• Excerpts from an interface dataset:
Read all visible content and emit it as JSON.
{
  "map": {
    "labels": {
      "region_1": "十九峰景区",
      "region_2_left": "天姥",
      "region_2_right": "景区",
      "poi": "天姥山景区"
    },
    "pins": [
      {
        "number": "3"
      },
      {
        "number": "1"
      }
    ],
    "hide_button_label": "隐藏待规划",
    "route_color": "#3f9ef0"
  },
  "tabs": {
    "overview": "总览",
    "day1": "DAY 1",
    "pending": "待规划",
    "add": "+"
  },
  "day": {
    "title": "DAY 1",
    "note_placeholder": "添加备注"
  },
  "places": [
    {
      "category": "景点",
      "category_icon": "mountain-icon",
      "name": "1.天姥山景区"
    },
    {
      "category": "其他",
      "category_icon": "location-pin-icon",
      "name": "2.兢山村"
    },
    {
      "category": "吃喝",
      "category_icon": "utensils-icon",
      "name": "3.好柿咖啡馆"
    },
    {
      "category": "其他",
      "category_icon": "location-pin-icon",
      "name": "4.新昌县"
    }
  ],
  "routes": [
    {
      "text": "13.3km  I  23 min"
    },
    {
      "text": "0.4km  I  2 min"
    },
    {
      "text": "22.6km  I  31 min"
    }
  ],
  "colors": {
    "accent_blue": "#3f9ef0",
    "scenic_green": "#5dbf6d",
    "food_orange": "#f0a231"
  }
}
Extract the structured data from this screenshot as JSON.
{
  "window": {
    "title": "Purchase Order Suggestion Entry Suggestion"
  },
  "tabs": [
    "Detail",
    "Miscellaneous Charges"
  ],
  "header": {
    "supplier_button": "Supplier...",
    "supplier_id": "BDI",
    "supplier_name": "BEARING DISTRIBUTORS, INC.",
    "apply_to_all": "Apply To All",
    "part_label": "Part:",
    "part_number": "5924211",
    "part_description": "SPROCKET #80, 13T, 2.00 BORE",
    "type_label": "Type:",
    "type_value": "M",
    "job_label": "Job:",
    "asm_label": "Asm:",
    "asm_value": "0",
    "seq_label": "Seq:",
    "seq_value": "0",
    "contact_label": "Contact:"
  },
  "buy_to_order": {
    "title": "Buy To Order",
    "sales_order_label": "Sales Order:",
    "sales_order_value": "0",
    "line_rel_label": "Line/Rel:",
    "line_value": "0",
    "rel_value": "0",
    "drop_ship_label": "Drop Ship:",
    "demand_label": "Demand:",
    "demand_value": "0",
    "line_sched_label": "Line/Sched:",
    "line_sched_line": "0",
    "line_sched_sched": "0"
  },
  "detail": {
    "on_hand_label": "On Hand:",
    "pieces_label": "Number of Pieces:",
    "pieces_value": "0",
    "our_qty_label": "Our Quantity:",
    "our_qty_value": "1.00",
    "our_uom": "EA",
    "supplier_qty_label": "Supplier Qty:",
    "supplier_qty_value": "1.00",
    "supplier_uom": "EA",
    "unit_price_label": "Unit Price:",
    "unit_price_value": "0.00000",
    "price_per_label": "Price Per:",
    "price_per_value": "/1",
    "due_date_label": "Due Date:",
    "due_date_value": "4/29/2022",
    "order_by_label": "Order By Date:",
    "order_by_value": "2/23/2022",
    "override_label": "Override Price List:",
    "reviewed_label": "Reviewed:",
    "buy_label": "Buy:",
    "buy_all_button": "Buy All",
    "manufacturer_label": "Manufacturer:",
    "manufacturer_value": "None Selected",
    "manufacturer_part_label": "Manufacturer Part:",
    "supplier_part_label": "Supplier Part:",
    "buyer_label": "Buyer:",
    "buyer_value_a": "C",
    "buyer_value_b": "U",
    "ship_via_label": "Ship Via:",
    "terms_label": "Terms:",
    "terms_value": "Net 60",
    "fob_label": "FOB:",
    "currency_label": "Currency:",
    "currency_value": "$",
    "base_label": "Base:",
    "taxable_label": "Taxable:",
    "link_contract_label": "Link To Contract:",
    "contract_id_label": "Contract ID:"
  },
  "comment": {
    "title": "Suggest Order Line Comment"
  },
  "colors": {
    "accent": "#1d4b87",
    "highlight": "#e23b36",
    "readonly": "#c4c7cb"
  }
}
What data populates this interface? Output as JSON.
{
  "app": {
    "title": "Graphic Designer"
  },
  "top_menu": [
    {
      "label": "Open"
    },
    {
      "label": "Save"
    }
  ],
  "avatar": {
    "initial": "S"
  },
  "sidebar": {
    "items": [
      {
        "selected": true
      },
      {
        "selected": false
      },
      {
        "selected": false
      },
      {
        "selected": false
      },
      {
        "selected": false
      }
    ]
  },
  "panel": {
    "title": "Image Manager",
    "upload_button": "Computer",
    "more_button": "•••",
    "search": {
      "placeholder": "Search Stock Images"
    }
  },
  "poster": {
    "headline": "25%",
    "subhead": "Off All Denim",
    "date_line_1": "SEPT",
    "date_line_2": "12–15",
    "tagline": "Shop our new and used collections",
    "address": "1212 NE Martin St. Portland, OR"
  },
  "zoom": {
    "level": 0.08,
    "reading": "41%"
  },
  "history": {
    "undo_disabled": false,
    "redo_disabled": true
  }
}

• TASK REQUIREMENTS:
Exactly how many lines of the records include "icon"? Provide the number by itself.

• RESPONSE BOX:
4